12. The agreement lists clearly the steps by which Clob securities are to be transferred into individual accounts with the MCD for trading on the KLSE.

13. Clause 2 of the agreement defines the obligations of the CDP. Clause 2(a) reads:

  1. "CDP shall unconditionally and irrevocably grant SCANS the power and authority to act as follows:
  2. to accept all securities to be transferred from CDP and to be deposited into a securities account to be established by SCANS on behalf of CDP;
  3. to hold the said securities in custody and thereafter transfer the securities to the respective Depositors' interim securities accounts to be established and maintained by SCANS;
  4. upon request of the Depositors through their Authorised Depository Agents and/or Authorised Depository Members2, to transfer the said securities from the respective Depositors' interim securities accounts maintained by SCANS to the respective Depositors' securities accounts established or to be established by the ADAs and/or ADMs.

14. Clause 3 of the agreement defines the obligations of SCANS. Clauses 3(a)-(c) read:

  1. SCANS shall provide the services pursuant to Clauses 2(a)(i) and (ii) only when SCANS has verified and is satisfied with the information furnished by CDP under Clause 2(b).
  2. SCANS shall provide the services pursuant to Clause 2(a)(iii) above only upon request of the Depositors through the ADAs and/or ADMs.
  3. SCANS' responsibilities herein are merely in the capacity of a custodian to provide the services pursuant to Clause 2(a) above, without any obligation and/or liabilities howsoever derived or arrived.

15. In Dec 98, KLSE stated in a letter to SES and CDP that SCANS' role is merely as custodian and shall be without any obligations and/or liabilities, citing Clause 3(c). SES


responded stating that it had been advised by its lawyers that the clause does not excuse SCANS from performing any and all obligations assumed by SCANS as custodian under or in connection with the Agreement. At the same time, CDP also wrote to SCANS to emphasise that the agreement was a legally binding contract, and CDP having performed all its obligations was entitled to enforce the performance by SCANS of its obligations under the agreement. There was no rejoinder from either KLSE or SCANS.

16. CDP has fulfilled its part of the agreement. It has provided SCANS with all information required under the agreement and the Clob securities have been transferred into a consolidated account held with the MCD. MCD informed CDP on 20 Oct 98 that individual interim accounts had been opened in the names of the persons appearing on the list furnished by CDP. But SCANS has failed to complete its obligations and continues not to perform its contractual duties. CDP has since repeatedly requested SCANS to provide the interim securities account numbers. SCANS has not done so to-date.

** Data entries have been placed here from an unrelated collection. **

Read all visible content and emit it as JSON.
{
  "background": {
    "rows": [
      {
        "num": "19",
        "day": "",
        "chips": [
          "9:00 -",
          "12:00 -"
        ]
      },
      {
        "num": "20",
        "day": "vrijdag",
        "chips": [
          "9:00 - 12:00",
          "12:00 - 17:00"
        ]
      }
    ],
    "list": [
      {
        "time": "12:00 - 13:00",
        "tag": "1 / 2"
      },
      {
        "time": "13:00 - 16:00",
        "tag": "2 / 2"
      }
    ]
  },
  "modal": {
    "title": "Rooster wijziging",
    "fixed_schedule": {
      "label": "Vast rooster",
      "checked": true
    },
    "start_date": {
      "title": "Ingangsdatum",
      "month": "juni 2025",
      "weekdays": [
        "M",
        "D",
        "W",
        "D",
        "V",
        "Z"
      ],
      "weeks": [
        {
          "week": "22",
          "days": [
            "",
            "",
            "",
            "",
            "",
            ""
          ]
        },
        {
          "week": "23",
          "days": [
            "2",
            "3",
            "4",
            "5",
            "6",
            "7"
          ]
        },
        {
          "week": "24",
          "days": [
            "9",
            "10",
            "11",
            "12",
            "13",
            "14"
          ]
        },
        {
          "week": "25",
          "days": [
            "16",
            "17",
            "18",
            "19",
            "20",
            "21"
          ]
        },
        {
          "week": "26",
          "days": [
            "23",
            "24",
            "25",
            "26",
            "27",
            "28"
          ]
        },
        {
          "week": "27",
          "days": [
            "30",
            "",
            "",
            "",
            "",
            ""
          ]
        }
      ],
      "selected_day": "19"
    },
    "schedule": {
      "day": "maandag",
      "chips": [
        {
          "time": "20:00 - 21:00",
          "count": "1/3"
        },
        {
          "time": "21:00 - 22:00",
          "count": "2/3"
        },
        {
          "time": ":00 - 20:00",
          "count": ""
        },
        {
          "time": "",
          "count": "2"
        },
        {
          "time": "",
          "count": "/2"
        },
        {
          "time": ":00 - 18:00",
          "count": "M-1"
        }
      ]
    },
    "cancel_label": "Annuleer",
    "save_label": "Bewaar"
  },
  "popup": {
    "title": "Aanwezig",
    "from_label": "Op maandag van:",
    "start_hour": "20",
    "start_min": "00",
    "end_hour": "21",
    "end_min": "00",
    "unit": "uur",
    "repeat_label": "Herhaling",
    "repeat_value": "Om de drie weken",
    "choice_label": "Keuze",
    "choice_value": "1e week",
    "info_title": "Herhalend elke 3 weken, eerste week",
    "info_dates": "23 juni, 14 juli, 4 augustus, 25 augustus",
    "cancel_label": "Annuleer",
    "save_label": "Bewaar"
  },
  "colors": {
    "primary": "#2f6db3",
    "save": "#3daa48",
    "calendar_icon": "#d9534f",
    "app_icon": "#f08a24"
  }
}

Singapore Government's Intentions

17. As the KLSE has not replied to SGX's letter to it asking for a response within one month of 7 Dec 99, the Minister for Finance, Dr Richard Hu, has written to his Malaysian counterpart Tun Daim Zainuddin on 13 Jan 2000. Dr Hu's letter set out the Singapore Government's understanding of the legal issues involved, and requested Tun Daim to ask the KLSE to fulfil its legal obligations under the CDP-SCANS agreement. Dr Hu is now awaiting the Malaysian Finance Minister's reply.


18. The Clob issue must be settled in accordance with the law, and with the rights and obligations of Clob investors and the Malaysian authorities. An early resolution is in the profound interest of both countries. The SGX and Singa-pore Govern-ment continue to be anxious to resolve the matter bilaterally with Malaysia, and will make every effort to do so. It is therefore premature to speculate on what further steps may be necessary should a bilateral solution not prove possible.

1 SGX had submitted a proposal to the Kuala Lumpur Stock Exchange ("KLSE") on 5 July 99, suggesting a staggered release of Clob securities over 12 months into individual accounts for trading on the KLSE. The proposal was without prejudice to SES' rights under the CDP-SCANS agreement.


2 ADAs and ADM are intermediaries through which investors open and maintain their MCD accounts.